Excerpts from a dataset:
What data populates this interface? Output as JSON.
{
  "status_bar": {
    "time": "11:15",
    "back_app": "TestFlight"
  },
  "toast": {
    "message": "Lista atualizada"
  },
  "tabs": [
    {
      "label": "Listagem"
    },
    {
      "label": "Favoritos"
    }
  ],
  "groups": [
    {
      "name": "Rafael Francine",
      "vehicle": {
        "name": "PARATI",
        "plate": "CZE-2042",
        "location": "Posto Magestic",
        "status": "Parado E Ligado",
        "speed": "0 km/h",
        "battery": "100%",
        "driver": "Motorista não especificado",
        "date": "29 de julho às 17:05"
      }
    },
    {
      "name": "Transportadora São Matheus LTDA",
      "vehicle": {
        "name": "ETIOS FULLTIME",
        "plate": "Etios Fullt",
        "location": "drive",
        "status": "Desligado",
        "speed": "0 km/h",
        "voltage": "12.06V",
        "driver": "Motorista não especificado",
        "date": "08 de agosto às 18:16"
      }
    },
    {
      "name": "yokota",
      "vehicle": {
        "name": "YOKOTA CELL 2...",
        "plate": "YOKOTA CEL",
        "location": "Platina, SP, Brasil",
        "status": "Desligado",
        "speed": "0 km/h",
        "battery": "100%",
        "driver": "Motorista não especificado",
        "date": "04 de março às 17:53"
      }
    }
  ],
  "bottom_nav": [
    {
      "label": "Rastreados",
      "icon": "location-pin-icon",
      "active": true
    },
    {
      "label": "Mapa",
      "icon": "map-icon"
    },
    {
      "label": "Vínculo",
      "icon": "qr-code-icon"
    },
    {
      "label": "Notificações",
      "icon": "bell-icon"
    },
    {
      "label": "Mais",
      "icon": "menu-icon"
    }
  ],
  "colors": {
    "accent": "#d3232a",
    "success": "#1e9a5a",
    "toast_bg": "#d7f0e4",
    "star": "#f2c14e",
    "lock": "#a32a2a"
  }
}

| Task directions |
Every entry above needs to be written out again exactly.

| Exercise solution |
What data populates this interface? Output as JSON.
{
  "status_bar": {
    "time": "11:15",
    "back_app": "TestFlight"
  },
  "toast": {
    "message": "Lista atualizada"
  },
  "tabs": [
    {
      "label": "Listagem"
    },
    {
      "label": "Favoritos"
    }
  ],
  "groups": [
    {
      "name": "Rafael Francine",
      "vehicle": {
        "name": "PARATI",
        "plate": "CZE-2042",
        "location": "Posto Magestic",
        "status": "Parado E Ligado",
        "speed": "0 km/h",
        "battery": "100%",
        "driver": "Motorista não especificado",
        "date": "29 de julho às 17:05"
      }
    },
    {
      "name": "Transportadora São Matheus LTDA",
      "vehicle": {
        "name": "ETIOS FULLTIME",
        "plate": "Etios Fullt",
        "location": "drive",
        "status": "Desligado",
        "speed": "0 km/h",
        "voltage": "12.06V",
        "driver": "Motorista não especificado",
        "date": "08 de agosto às 18:16"
      }
    },
    {
      "name": "yokota",
      "vehicle": {
        "name": "YOKOTA CELL 2...",
        "plate": "YOKOTA CEL",
        "location": "Platina, SP, Brasil",
        "status": "Desligado",
        "speed": "0 km/h",
        "battery": "100%",
        "driver": "Motorista não especificado",
        "date": "04 de março às 17:53"
      }
    }
  ],
  "bottom_nav": [
    {
      "label": "Rastreados",
      "icon": "location-pin-icon",
      "active": true
    },
    {
      "label": "Mapa",
      "icon": "map-icon"
    },
    {
      "label": "Vínculo",
      "icon": "qr-code-icon"
    },
    {
      "label": "Notificações",
      "icon": "bell-icon"
    },
    {
      "label": "Mais",
      "icon": "menu-icon"
    }
  ],
  "colors": {
    "accent": "#d3232a",
    "success": "#1e9a5a",
    "toast_bg": "#d7f0e4",
    "star": "#f2c14e",
    "lock": "#a32a2a"
  }
}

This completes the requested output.